Sounds Great! What’s the Problem?
Like everything on the digital front, things are changing. Until recently, VPNs were mainly used by corporations to securely connect their users with their networks. However the personal use of VPNs is growing. Along with this, “In-App” VPNs are becoming more prevalent. Here, the VPN is downloaded within the app, ostensibly for security purposes, however the download also enables the collection of data. In the US, Facebook is offering a “Protect” option, where the user downloads the Onavo VPN app within Facebook. This then collects meta data, IP addressing information, DNS queries and contacts. Instead of tracking just what you do on Facebook, all of your internet traffic is routed and decrypted through Facebook’s servers. And, if the app you’re using doesn’t encrypt its traffic separately from Onavo, they can see what you do in that app.
According to our friends at Mobile Mentor, along with encryption, key management and certificate trust chains on a device and data in the key chain, some VPN apps can also activate camera, microphone and geo location.
In a nutshell, using an in-app VPN amounts to handing over all your data – not just the activity that you undertake on that particular app, but what you do on that device as a whole – to the provider. On the face of it a way of improving services, the in-app VPN is thinly disguised spyware.
So, What Should We Do?
VPNs definitely have a place, and remain the best option for organisations wishing to allow their users secure access to their networks over a geographical distance. However the merit of using free, “in-app” VPNs is debatable. After all, if the motivation for using a VPN is security, then sharing all of your activity and data as a result of downloading the software is a little counter-productive. When browsing on public WiFi networks, the use of https:// sites (indicating an SSL certificate has been put in place) should avoid snoopers getting hold of your data.

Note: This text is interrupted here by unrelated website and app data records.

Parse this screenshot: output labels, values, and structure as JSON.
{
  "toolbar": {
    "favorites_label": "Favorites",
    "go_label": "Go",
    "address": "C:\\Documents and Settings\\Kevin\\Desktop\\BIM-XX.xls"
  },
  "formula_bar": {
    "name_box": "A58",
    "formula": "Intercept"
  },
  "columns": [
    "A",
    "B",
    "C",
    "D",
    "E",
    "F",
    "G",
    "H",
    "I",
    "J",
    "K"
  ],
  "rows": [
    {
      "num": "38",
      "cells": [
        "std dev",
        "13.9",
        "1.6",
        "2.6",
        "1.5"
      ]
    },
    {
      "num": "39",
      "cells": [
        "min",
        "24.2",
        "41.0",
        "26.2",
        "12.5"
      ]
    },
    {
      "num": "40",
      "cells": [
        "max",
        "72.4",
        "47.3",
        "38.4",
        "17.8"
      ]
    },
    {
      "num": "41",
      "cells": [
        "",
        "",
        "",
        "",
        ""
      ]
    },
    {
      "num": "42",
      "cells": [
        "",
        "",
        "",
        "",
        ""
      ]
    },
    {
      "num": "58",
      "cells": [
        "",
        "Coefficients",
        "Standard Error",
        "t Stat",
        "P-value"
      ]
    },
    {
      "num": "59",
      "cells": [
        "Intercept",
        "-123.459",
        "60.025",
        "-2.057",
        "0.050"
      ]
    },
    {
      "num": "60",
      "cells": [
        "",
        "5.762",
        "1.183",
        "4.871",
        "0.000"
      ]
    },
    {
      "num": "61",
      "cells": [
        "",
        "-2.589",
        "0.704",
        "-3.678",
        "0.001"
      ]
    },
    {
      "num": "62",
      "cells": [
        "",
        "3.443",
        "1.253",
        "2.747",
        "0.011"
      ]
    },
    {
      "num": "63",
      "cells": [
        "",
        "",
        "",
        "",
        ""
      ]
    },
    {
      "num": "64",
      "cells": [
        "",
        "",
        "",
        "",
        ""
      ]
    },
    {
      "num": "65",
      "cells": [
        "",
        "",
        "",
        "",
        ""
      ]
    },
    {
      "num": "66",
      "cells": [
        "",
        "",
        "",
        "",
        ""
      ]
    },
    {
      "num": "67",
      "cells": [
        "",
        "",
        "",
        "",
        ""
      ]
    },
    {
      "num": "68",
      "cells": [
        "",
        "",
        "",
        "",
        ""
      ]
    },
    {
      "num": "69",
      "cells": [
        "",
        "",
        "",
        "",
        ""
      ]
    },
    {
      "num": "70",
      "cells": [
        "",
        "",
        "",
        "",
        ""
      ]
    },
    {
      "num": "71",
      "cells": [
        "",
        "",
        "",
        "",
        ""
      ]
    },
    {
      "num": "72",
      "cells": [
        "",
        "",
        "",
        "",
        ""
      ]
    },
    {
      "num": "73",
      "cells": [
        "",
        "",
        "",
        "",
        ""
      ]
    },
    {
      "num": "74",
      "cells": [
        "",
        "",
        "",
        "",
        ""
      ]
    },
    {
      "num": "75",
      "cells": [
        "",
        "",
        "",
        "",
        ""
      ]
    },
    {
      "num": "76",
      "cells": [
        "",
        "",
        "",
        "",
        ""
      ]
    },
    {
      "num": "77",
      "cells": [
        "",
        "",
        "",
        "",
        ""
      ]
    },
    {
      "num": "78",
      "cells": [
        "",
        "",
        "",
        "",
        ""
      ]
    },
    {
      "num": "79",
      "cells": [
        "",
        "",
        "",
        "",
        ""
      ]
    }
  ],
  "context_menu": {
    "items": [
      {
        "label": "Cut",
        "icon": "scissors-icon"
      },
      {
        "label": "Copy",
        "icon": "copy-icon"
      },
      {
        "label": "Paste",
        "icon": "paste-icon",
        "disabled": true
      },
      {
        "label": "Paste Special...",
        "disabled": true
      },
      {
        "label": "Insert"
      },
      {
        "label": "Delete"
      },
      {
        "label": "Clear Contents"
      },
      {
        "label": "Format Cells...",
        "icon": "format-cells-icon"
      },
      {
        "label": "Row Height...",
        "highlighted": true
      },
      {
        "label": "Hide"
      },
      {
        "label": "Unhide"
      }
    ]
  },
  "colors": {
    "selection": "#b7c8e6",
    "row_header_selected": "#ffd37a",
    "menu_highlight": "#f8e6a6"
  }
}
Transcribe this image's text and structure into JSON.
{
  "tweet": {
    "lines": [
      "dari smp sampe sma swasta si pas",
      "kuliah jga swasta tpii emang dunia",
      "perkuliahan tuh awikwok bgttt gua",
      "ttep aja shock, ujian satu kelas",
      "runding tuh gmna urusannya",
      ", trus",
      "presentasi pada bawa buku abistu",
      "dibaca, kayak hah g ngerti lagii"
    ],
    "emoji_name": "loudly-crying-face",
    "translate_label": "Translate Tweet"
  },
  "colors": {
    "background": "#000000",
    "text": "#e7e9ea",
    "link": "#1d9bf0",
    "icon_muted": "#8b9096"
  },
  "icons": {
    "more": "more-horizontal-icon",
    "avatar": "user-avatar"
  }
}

Most browsers will now show security warnings if the site is non-https.
Our advice: be super wary when apps push VPN's at you, and get in touch with us to arm yourself with the knowledge and awareness to protect your data.
Need more information? Contact us – we promise not to share your data with anyone.